*WORK REQUEST*:
Among the records below, find the lines with the word "subtitle" and copy them.

*SOURCE INFORMATION*:

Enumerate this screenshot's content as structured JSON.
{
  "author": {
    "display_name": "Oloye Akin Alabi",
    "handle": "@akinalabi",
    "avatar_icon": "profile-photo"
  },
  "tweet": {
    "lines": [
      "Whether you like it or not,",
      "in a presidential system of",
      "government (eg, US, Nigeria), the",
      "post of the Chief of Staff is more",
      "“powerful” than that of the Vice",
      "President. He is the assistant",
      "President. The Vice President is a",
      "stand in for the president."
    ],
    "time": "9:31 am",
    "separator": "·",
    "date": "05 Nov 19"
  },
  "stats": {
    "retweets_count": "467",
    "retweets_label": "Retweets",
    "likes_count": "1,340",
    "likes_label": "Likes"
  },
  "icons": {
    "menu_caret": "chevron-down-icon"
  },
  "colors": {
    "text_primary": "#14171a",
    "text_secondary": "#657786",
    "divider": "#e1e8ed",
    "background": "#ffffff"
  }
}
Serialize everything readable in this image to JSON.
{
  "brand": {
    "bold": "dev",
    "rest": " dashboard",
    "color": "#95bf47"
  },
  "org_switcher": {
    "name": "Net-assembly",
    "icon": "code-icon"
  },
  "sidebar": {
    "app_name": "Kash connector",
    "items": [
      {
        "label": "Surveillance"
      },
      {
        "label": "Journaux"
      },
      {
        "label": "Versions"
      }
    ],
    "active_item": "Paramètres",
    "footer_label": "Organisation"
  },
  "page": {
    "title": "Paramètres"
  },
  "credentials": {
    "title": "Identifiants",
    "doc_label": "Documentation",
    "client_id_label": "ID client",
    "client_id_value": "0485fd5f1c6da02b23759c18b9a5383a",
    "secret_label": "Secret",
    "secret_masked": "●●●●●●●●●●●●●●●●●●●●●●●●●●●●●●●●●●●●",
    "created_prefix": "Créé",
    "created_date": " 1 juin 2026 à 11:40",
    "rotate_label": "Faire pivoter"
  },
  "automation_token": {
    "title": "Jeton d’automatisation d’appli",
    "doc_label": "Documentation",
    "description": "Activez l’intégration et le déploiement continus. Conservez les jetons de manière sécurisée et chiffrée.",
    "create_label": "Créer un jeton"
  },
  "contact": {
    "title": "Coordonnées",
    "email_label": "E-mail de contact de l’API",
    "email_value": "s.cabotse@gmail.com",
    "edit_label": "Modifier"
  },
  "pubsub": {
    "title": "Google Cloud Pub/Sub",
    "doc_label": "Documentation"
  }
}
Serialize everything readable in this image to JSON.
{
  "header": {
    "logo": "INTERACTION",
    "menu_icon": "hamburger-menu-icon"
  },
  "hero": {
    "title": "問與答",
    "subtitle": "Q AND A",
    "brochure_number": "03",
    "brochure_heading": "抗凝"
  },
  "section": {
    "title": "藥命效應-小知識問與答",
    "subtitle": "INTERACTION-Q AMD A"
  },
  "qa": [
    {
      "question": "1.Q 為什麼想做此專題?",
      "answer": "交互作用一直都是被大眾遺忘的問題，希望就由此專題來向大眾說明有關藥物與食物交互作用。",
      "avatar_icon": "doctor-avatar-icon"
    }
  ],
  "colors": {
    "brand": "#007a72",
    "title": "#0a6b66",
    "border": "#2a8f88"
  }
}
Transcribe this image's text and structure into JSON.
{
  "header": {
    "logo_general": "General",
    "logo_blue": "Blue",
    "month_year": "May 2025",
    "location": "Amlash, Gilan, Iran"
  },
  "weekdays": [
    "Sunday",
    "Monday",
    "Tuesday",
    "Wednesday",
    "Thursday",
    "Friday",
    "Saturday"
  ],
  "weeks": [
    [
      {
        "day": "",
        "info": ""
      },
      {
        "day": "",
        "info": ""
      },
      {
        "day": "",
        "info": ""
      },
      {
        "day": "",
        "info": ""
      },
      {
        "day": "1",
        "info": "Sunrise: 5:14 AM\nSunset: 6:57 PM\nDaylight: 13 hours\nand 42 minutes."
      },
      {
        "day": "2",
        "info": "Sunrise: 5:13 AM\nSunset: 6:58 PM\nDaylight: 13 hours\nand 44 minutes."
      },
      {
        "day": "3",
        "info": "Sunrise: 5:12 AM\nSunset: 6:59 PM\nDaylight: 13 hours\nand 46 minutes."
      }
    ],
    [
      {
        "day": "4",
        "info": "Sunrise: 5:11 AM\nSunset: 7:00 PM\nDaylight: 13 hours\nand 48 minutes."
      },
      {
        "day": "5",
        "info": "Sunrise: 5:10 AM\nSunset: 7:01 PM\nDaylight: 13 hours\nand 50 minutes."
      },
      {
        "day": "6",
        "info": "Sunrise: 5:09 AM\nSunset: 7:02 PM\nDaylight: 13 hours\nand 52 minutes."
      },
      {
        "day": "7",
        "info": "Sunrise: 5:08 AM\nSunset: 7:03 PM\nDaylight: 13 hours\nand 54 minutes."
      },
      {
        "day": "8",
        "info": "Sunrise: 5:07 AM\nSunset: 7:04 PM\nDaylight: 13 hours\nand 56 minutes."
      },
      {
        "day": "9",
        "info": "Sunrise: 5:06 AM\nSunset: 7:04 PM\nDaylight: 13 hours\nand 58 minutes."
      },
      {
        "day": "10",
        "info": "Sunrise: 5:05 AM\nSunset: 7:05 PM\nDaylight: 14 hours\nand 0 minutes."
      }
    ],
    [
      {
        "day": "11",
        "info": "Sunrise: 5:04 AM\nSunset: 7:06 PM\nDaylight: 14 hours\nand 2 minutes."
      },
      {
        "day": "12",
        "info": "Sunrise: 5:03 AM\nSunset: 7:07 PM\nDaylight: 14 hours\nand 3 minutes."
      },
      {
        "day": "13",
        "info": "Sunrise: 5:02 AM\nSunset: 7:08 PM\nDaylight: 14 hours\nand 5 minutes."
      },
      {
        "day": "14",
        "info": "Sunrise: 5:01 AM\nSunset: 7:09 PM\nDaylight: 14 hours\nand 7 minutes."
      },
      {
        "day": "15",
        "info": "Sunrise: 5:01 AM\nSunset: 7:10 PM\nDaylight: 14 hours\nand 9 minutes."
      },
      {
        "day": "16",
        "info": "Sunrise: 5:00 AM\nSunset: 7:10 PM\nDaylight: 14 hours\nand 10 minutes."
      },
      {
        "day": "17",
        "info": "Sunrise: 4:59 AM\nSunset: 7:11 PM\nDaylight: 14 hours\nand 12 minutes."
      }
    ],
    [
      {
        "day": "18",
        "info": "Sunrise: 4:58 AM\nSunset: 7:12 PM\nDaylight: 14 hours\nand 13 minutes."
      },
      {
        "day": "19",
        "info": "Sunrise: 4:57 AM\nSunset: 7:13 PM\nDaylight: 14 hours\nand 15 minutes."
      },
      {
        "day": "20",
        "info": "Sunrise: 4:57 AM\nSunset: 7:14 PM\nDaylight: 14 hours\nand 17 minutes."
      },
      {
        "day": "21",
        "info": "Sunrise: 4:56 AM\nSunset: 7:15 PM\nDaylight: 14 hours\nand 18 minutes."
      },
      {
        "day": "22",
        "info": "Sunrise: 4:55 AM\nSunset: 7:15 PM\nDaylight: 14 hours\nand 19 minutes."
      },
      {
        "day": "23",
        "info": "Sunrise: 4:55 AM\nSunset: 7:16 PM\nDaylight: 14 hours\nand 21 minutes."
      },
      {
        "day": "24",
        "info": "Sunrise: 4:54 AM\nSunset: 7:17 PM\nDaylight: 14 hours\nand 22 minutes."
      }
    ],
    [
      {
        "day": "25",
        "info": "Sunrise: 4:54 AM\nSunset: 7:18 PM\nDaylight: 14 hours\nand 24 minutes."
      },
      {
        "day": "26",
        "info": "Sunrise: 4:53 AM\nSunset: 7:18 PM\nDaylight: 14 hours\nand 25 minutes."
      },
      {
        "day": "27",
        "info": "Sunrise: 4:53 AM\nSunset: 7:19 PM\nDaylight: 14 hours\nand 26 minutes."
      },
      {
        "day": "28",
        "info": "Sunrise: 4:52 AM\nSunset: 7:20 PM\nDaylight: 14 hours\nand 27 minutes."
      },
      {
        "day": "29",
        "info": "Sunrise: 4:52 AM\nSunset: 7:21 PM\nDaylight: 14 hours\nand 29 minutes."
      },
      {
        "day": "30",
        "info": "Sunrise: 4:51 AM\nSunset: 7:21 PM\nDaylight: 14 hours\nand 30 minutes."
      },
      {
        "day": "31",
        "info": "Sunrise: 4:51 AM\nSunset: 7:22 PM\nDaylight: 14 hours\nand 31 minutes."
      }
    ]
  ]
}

*RESPONSE FOR THIS EXERCISE*:
    "subtitle": "Q AND A",
    "subtitle": "INTERACTION-Q AMD A"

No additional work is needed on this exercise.